“I don’t know if it will all be organic growth. We’ve been on a shopping spree in Florida and once we get this one under out belt, 6-8-10 months down the road, we’ll probably go back shopping in Florida.”
Florida has been a gold mine for Allison and Home Bancshares in recent years. Equipped with capital, the Arkansas financial institution has acquired eight different banks throughout the Sunshine State, and as Allison hinted, he’s not done yet.
Florida’s economy can boom and bust whereas Arkansas’ tends to stay slow and steady. Since 2008, Home Bancshares has nabbed several struggling Florida properties in FDIC-assisted deals, which are usually pennies on the dollar.
Allison said the Florida economy is already rebounding and turning those bank acquisitions into a healthy investment.
“It [The Florida economy] has come back extremely strong. They say, ‘timing is everything’ and our timing may have been perfect in that market,” Allison said.
He notes that housing is rebounding and an oversupply of condos is gone. Prices are moving up, he says.
So after the Liberty acquisition is absorbed, Florida probably offers the most attractive next buy.
“We had opportunities inside about 10 days that were about $14 billion worth of opportunities. We had to back up from it and look at it and determine which ones made the most sense for Home Bancshares. So a lot of those opportunities are still out there if we want to go to them,” Allison said.
Could there be any opportunities in south Arkansas, where Liberty has virtually no footprint?
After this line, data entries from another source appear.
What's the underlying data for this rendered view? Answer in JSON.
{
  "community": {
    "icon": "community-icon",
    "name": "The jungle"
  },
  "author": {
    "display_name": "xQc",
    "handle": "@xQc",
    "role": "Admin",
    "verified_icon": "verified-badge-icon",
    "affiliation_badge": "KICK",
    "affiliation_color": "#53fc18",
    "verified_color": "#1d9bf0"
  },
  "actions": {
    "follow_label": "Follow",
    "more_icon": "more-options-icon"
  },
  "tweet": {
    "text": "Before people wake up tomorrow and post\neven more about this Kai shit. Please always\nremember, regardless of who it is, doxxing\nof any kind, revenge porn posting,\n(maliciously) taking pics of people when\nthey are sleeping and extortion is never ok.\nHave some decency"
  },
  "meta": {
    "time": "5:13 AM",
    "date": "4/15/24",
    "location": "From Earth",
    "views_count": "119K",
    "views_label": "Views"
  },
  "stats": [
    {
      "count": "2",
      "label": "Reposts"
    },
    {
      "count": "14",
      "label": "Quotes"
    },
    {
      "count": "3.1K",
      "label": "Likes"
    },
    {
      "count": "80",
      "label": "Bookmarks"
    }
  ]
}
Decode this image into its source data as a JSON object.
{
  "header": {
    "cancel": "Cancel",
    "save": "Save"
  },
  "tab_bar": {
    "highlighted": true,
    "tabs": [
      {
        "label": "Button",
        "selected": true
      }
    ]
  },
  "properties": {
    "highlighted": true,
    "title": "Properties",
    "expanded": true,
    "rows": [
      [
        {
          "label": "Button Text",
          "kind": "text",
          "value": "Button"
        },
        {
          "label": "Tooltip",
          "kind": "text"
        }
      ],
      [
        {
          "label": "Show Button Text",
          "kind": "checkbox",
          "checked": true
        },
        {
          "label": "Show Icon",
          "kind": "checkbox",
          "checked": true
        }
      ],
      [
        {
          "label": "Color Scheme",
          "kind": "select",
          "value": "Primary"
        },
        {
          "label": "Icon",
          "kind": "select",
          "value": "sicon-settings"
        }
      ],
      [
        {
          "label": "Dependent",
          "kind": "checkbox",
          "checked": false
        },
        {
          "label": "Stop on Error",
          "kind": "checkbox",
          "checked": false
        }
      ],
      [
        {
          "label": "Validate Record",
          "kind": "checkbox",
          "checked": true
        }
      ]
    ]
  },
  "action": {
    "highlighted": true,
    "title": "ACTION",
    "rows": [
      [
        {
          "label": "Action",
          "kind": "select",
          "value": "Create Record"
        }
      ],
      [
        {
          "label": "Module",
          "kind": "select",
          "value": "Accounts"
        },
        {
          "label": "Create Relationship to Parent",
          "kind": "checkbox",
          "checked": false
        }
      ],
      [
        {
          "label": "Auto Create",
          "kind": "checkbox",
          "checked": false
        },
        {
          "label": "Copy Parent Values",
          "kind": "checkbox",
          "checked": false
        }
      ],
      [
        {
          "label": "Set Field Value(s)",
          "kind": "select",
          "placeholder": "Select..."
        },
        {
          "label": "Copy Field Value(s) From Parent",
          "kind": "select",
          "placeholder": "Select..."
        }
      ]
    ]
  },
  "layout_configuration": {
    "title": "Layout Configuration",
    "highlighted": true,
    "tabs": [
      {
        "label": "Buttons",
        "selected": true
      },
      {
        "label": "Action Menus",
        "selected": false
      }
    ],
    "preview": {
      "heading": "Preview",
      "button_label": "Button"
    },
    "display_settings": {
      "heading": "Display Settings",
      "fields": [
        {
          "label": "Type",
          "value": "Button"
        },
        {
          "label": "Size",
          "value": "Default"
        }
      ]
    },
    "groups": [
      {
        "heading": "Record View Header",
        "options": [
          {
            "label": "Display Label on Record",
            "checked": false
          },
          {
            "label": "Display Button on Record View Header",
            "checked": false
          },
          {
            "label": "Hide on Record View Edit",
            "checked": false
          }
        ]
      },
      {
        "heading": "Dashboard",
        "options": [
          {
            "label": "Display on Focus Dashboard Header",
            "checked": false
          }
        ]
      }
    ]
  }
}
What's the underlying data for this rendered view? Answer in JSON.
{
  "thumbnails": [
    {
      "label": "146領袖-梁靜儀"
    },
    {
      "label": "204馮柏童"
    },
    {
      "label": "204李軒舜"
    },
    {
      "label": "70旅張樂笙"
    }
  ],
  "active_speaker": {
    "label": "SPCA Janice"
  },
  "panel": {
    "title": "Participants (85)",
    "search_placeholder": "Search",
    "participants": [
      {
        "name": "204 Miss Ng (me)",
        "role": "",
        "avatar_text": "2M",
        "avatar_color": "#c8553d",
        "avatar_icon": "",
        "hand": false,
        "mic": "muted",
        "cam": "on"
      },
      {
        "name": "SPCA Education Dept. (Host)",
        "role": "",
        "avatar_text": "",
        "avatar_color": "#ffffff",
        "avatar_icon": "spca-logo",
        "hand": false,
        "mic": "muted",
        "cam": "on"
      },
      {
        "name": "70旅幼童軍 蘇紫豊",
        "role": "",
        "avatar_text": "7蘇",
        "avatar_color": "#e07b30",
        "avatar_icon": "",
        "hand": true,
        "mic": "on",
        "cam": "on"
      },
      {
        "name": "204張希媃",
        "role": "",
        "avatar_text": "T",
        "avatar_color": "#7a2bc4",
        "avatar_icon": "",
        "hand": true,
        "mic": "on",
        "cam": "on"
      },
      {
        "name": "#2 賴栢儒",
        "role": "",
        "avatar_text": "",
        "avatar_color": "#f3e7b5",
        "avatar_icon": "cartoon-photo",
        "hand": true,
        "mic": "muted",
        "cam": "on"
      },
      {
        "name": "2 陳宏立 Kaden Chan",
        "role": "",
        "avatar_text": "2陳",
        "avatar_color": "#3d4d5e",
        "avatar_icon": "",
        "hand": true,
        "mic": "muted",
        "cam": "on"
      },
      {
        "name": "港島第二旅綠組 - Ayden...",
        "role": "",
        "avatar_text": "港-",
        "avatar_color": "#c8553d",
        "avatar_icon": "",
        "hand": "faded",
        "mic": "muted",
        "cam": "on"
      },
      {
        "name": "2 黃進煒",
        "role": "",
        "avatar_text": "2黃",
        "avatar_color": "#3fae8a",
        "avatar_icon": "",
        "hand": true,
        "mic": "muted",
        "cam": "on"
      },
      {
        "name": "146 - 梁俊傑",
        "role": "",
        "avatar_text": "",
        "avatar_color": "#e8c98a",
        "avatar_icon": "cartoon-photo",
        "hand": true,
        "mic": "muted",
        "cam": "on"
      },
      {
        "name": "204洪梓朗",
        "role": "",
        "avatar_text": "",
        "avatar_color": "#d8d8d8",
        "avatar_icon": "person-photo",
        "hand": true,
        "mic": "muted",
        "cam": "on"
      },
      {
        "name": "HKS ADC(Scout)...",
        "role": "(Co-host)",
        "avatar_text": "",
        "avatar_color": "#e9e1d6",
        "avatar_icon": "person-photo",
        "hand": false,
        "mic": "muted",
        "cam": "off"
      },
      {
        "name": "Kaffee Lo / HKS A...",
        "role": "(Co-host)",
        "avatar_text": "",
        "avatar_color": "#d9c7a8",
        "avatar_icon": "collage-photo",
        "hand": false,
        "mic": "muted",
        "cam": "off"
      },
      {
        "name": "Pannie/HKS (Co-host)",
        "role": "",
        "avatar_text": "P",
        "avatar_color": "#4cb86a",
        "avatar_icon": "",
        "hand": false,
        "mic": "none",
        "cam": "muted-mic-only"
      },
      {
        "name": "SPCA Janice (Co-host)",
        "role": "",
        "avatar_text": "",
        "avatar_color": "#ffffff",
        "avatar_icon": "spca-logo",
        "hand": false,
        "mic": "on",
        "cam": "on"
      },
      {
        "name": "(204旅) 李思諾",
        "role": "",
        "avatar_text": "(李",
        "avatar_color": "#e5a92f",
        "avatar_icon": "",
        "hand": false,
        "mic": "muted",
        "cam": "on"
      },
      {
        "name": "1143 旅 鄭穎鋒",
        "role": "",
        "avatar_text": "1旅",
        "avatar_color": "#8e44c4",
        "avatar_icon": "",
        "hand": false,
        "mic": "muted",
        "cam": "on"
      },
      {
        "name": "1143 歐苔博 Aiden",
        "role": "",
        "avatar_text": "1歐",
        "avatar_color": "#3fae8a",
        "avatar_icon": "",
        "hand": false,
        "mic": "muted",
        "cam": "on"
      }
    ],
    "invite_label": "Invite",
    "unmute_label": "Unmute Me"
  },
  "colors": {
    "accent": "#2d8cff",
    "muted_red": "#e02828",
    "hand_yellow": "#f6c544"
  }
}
Allison said there could be a couple of opportunities, but “my friends at Simmons seem to have most of that covered pretty well.”
You can watch his full interview below.